The days of the unpaid intern could be numbered. The excellent blog Interns Anonymous said last week that it had received information that HMRC will very shortly issue guidelines recognising that internships qualify for the minimum wage. And not before time. The practice of expecting graduates to work unpaid for months before they can even be considered for paid work is rife in the creative sector, particularly in the media.
But even if HMRC delivers less than hoped, influential voices in the industry are backing the abolition of this 21st century slave labour. Clive Jones, the chairman of GMTV and of Skillset, the skills and training quango for the creative sector, is launching a code of conduct for use of interns. The broadcasters’ industry website, www.broadcastnow.co.uk reported yesterday that Jones was seeking to put an end to the system whereby employment in the media was “defined by who, and not what, you know”.
Skillset has therefore linked up with Creative & Cultural Skills, Arts Council England and Skillfast-UK, to devise a code which will make graduate internships in the creative industries as fair and open as possible. This includes limiting work experience placements to no more than 160 hours in total (about a month), paying graduate internships at least the minimum wage and ensuring that such schemes are advertised openly. The Code of Practice is open for comments until 3 December here and it’s well worth adding your experience either of using interns or being one.
What started as a way of giving school-leavers or graduates a quick burst of work experience to try out the reality of a chosen career has become an industry-wide system of exploitation and, increasingly, the only way into paid work. Worse, it privileges those with connections and sufficient funds to spend a good period of time after school or university without earning any money. Those who snap up the few rare paid jobs on offer are those who get to try out the newsroom or the design studio as interns. The ones who were well-connected in the first place. There really is no mysterious genetic explanation for why so many sons and daughters appear to follow their parents’ careers. The system of internships is institutionalising the old tradition of nepotism

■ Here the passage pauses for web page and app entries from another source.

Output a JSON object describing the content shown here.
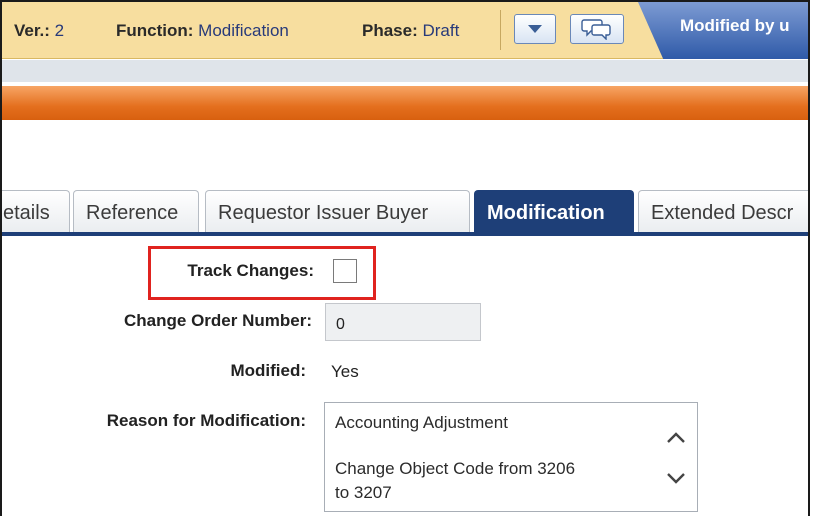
{
  "header": {
    "version_label": "Ver.:",
    "version_value": "2",
    "function_label": "Function:",
    "function_value": "Modification",
    "phase_label": "Phase:",
    "phase_value": "Draft",
    "modified_by_text": "Modified by u"
  },
  "tabs": [
    {
      "label": "etails"
    },
    {
      "label": "Reference"
    },
    {
      "label": "Requestor Issuer Buyer"
    },
    {
      "label": "Modification"
    },
    {
      "label": "Extended Descr"
    }
  ],
  "form": {
    "track_changes_label": "Track Changes:",
    "track_changes_checked": false,
    "change_order_label": "Change Order Number:",
    "change_order_value": "0",
    "modified_label": "Modified:",
    "modified_value": "Yes",
    "reason_label": "Reason for Modification:",
    "reason_lines": [
      "Accounting Adjustment",
      "",
      "Change Object Code from 3206",
      "to 3207"
    ]
  },
  "colors": {
    "header_bg": "#f7de9f",
    "orange_bar": "#e46f1e",
    "active_tab": "#1e3f78",
    "highlight_border": "#e0231f"
  }
}
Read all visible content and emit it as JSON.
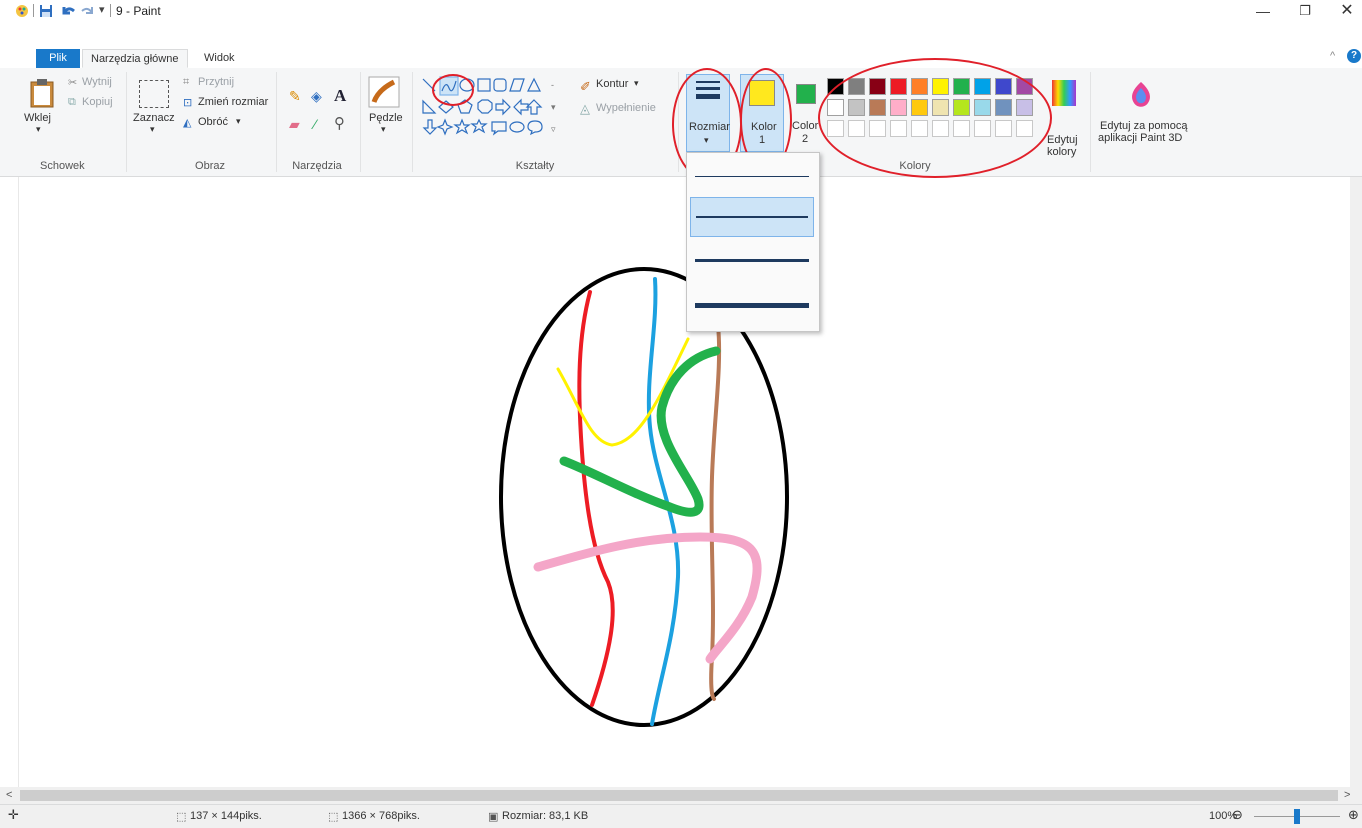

If you want to see how very urgently the scourge of the modern internship needs reform take a look at another story today. The BBC website is reporting that some online job agencies are charging hundreds of pounds for introductions to employers offering internships. Meanwhile in the US wealthy parents buy internships for their children.